[Records from a dataset]

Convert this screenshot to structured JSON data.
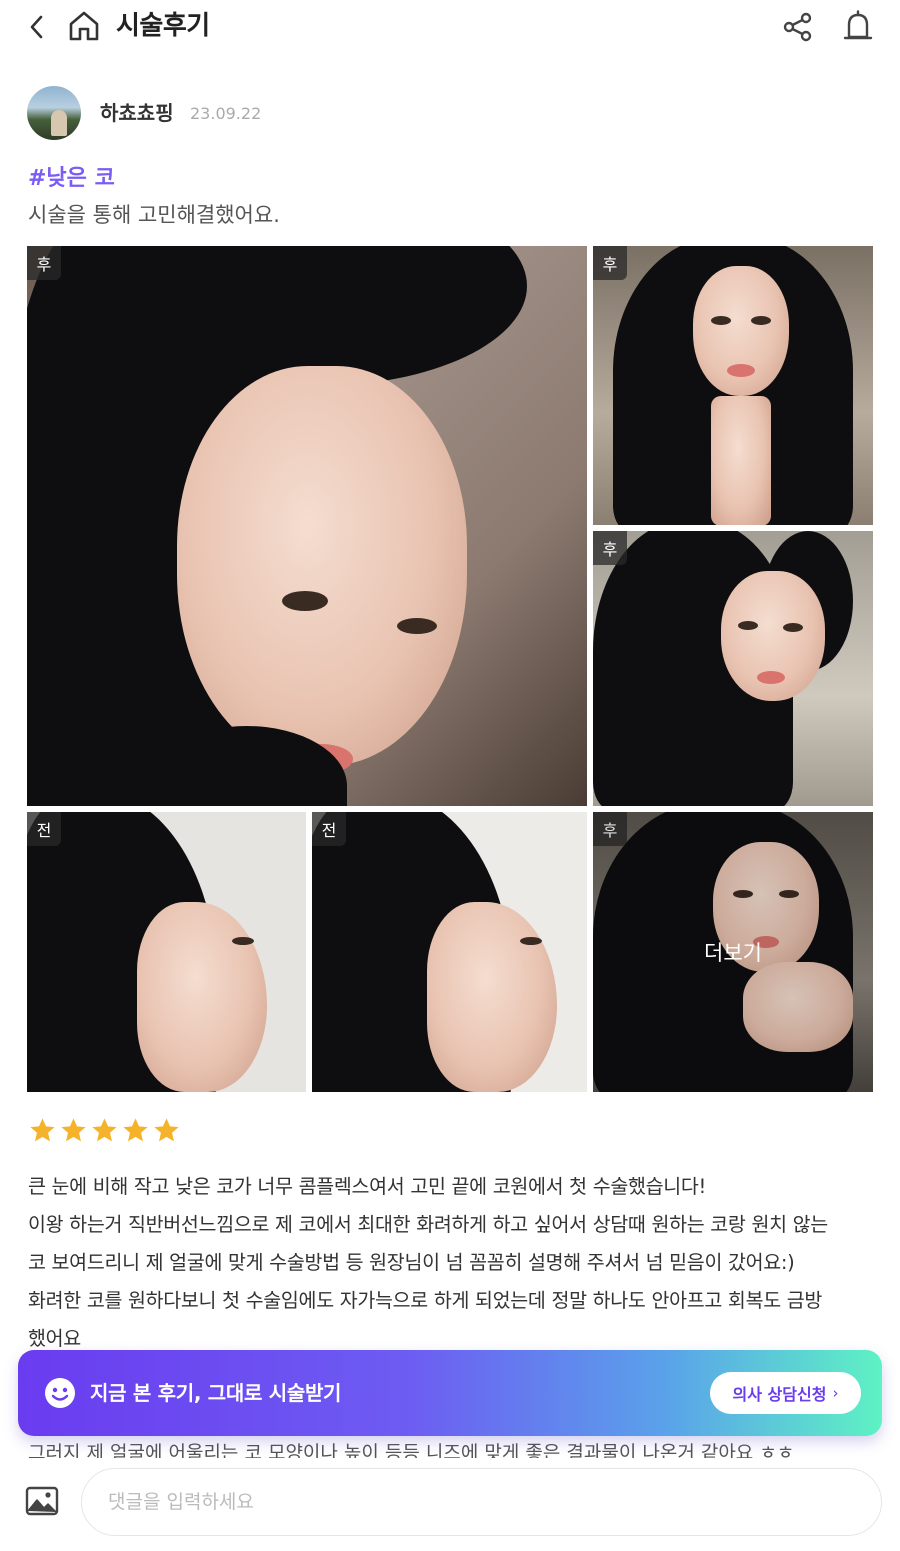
{
  "header": {
    "title": "시술후기",
    "back_icon": "chevron-left-icon",
    "home_icon": "home-icon",
    "share_icon": "share-icon",
    "bell_icon": "bell-icon"
  },
  "author": {
    "name": "하쵸쵸핑",
    "date": "23.09.22"
  },
  "post": {
    "tag": "#낮은 코",
    "summary": "시술을 통해 고민해결했어요."
  },
  "photos": [
    {
      "badge": "후"
    },
    {
      "badge": "후"
    },
    {
      "badge": "후"
    },
    {
      "badge": "전"
    },
    {
      "badge": "전"
    },
    {
      "badge": "후",
      "overlay": "더보기"
    }
  ],
  "rating": {
    "stars": 5,
    "star_color": "#f5b32b"
  },
  "review": {
    "line1": "큰 눈에 비해 작고 낮은 코가 너무 콤플렉스여서 고민 끝에 코원에서 첫 수술했습니다!",
    "line2": "이왕 하는거 직반버선느낌으로 제 코에서 최대한 화려하게 하고 싶어서 상담때 원하는 코랑 원치 않는",
    "line3": "코 보여드리니 제 얼굴에 맞게 수술방법 등 원장님이 넘 꼼꼼히 설명해 주셔서 넘 믿음이 갔어요:)",
    "line4": "화려한 코를 원하다보니 첫 수술임에도 자가늑으로 하게 되었는데 정말 하나도 안아프고 회복도 금방",
    "line5": "했어요",
    "cut_line": "그러지 제 얼굴에 어울리는 코 모양이나 높이 등등 니즈에 맞게 좋은 결과물이 나온거 같아요 ㅎㅎ"
  },
  "cta": {
    "icon": "smile-icon",
    "text": "지금 본 후기, 그대로 시술받기",
    "button_label": "의사 상담신청",
    "button_chevron": "›",
    "accent": "#6a3cf0"
  },
  "comment": {
    "image_icon": "image-icon",
    "placeholder": "댓글을 입력하세요"
  }
}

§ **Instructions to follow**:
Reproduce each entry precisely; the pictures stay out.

§ **Answer to this problem**:
Convert this screenshot to structured JSON data.
{
  "header": {
    "title": "시술후기",
    "back_icon": "chevron-left-icon",
    "home_icon": "home-icon",
    "share_icon": "share-icon",
    "bell_icon": "bell-icon"
  },
  "author": {
    "name": "하쵸쵸핑",
    "date": "23.09.22"
  },
  "post": {
    "tag": "#낮은 코",
    "summary": "시술을 통해 고민해결했어요."
  },
  "photos": [
    {
      "badge": "후"
    },
    {
      "badge": "후"
    },
    {
      "badge": "후"
    },
    {
      "badge": "전"
    },
    {
      "badge": "전"
    },
    {
      "badge": "후",
      "overlay": "더보기"
    }
  ],
  "rating": {
    "stars": 5,
    "star_color": "#f5b32b"
  },
  "review": {
    "line1": "큰 눈에 비해 작고 낮은 코가 너무 콤플렉스여서 고민 끝에 코원에서 첫 수술했습니다!",
    "line2": "이왕 하는거 직반버선느낌으로 제 코에서 최대한 화려하게 하고 싶어서 상담때 원하는 코랑 원치 않는",
    "line3": "코 보여드리니 제 얼굴에 맞게 수술방법 등 원장님이 넘 꼼꼼히 설명해 주셔서 넘 믿음이 갔어요:)",
    "line4": "화려한 코를 원하다보니 첫 수술임에도 자가늑으로 하게 되었는데 정말 하나도 안아프고 회복도 금방",
    "line5": "했어요",
    "cut_line": "그러지 제 얼굴에 어울리는 코 모양이나 높이 등등 니즈에 맞게 좋은 결과물이 나온거 같아요 ㅎㅎ"
  },
  "cta": {
    "icon": "smile-icon",
    "text": "지금 본 후기, 그대로 시술받기",
    "button_label": "의사 상담신청",
    "button_chevron": "›",
    "accent": "#6a3cf0"
  },
  "comment": {
    "image_icon": "image-icon",
    "placeholder": "댓글을 입력하세요"
  }
}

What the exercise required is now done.